Sunday, December 19, 2010

Who Owns Our Data?

When considering the ownership of information about a person, we need to consider a number of factors. Initially, we need to establish who generated the information as this will impact the entitlement to store and access the information. For example, Social Insurance Number (SIN) is generated Service Canada when a person is born or immigrates to Canada, therefore there is legitimate business need to store the information in its database. On the other hand, if the information was generated by a different entity (even the person itself), it is questionable if the government has a legitimate need to access that information. Although the legal complexity increases as the technology advances and more and more information is stored, in majority of countries the ownership of the data is governed by a law or a privacy act.
Whereas, as mentioned by Jones, Andy, Glenn S. Dardick, Gareth Davies, Iain Sutherland, and Craig Valli (2009) “there has also been an increasing trend in the use of the same computer to process and store both the organisation’s and the individuals personal information” therefore in corporate environment the lines are more blurry.
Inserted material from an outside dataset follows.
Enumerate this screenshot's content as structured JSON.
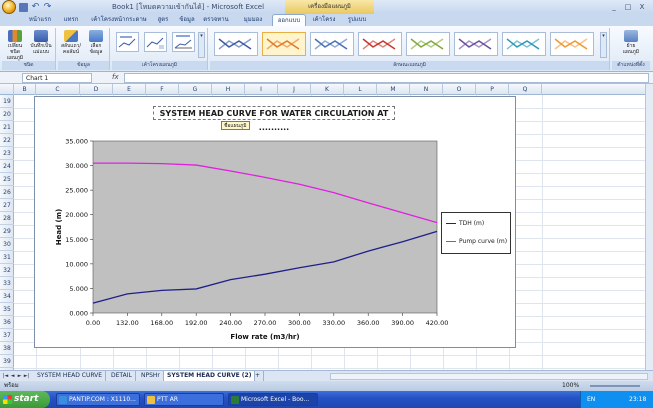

For example, if a person uses corporate resources to send and receive Email messages containing private information, does the organization have a potential entitlement for the information?
To thoroughly examine the complexity of data ownership, consider the following scenario. An employee is required to provide medical, credit and personal (previous employment, skills, etc.) information prior to employment. Then, an employer generates information about the employee such as salary, weekly utilization and performance measurement. Finally, during the employment the employee generates information such as documents, software code, idea and thoughts which could be owned by the organization or by the employee itself. The last case is usually covered by an employment contract but the other cases are not always defined by a contract or an applicable legislation.


  • College, Mitchell A. 2010. "Disclosure and Secrecy in Employee Monitoring." Journal of Management Accounting Research 22, 187-208. Business Source Premier, EBSCOhost (accessed December 19, 2010).
  • Jones, Andy, Glenn S. Dardick, Gareth Davies, Iain Sutherland, and Craig Valli. 2009. "The 2008 Analysis of Information Remaining on Disks Offered for Sale on the Second Hand Market." Journal of International Commercial Law & Technology 4, no. 3: 162-175. Academic Search Complete, EBSCOhost (accessed December 19, 2010).
  • Yekhanin, Sergey. 2010. "Private Information Retrieval." Communications of the ACM 53, no. 4: 68-73. Business Source Premier, EBSCOhost (accessed December 19, 2010).
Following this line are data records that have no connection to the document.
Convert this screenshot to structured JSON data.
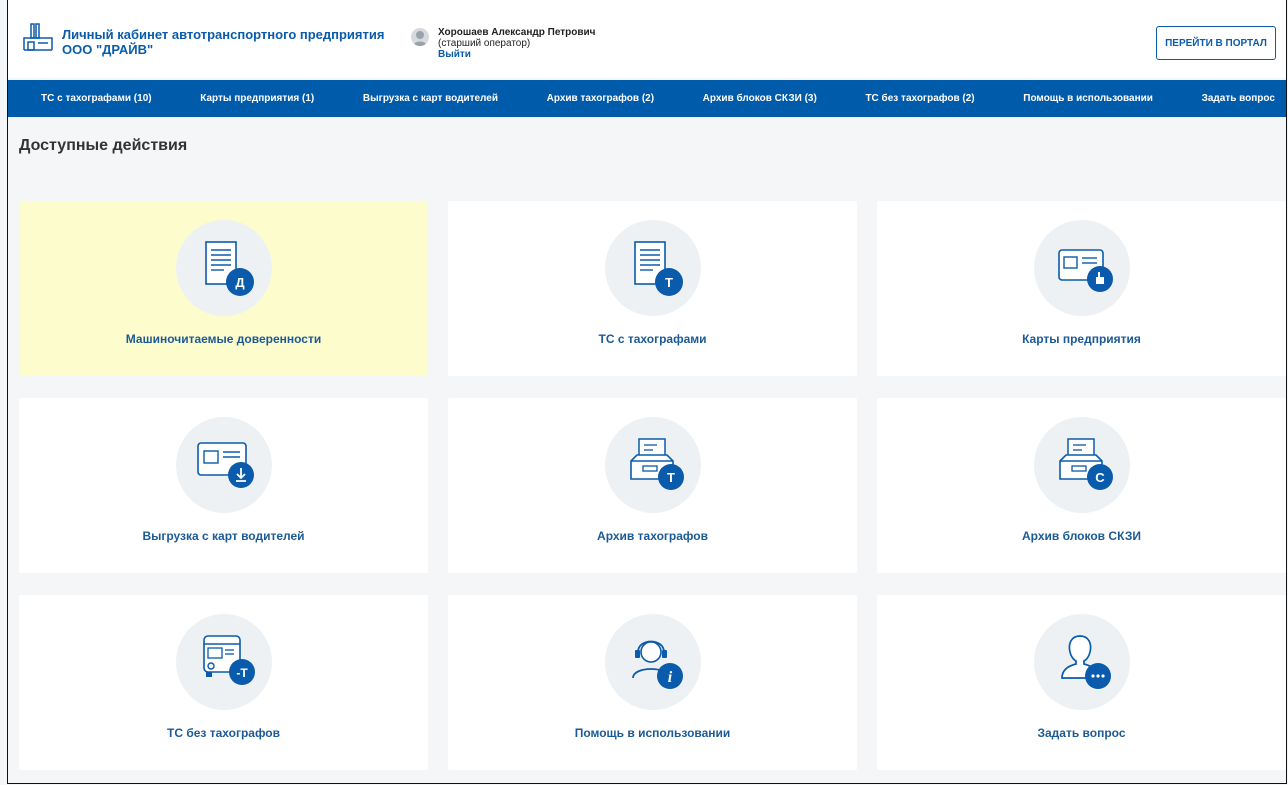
{
  "header": {
    "company_line1": "Личный кабинет автотранспортного предприятия",
    "company_line2": "ООО \"ДРАЙВ\"",
    "user_name": "Хорошаев Александр Петрович",
    "user_role": "(старший оператор)",
    "logout": "Выйти",
    "portal_button": "ПЕРЕЙТИ В ПОРТАЛ"
  },
  "nav": {
    "items": [
      {
        "label": "ТС с тахографами (10)"
      },
      {
        "label": "Карты предприятия (1)"
      },
      {
        "label": "Выгрузка с карт водителей"
      },
      {
        "label": "Архив тахографов (2)"
      },
      {
        "label": "Архив блоков СКЗИ (3)"
      },
      {
        "label": "ТС без тахографов (2)"
      },
      {
        "label": "Помощь в использовании"
      },
      {
        "label": "Задать вопрос"
      }
    ]
  },
  "main": {
    "title": "Доступные действия",
    "cards": [
      {
        "label": "Машиночитаемые доверенности",
        "icon": "document-icon",
        "badge": "Д",
        "highlighted": true
      },
      {
        "label": "ТС с тахографами",
        "icon": "document-icon",
        "badge": "Т"
      },
      {
        "label": "Карты предприятия",
        "icon": "card-icon",
        "badge": "hand"
      },
      {
        "label": "Выгрузка с карт водителей",
        "icon": "card-icon",
        "badge": "download"
      },
      {
        "label": "Архив тахографов",
        "icon": "archive-icon",
        "badge": "Т"
      },
      {
        "label": "Архив блоков СКЗИ",
        "icon": "archive-icon",
        "badge": "С"
      },
      {
        "label": "ТС без тахографов",
        "icon": "truck-icon",
        "badge": "-Т"
      },
      {
        "label": "Помощь в использовании",
        "icon": "headset-icon",
        "badge": "i"
      },
      {
        "label": "Задать вопрос",
        "icon": "user-question-icon",
        "badge": "..."
      }
    ]
  },
  "colors": {
    "brand": "#005baa",
    "link": "#0a5bab",
    "highlight": "#fdfccd",
    "badge": "#0a5bab"
  }
}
1 comment:

  1. When thinking about the "data", don't confine yourself to the obvious... in reality, every piece of information is important and can be glued together to create a complete puzzle which is our "electronic" identity.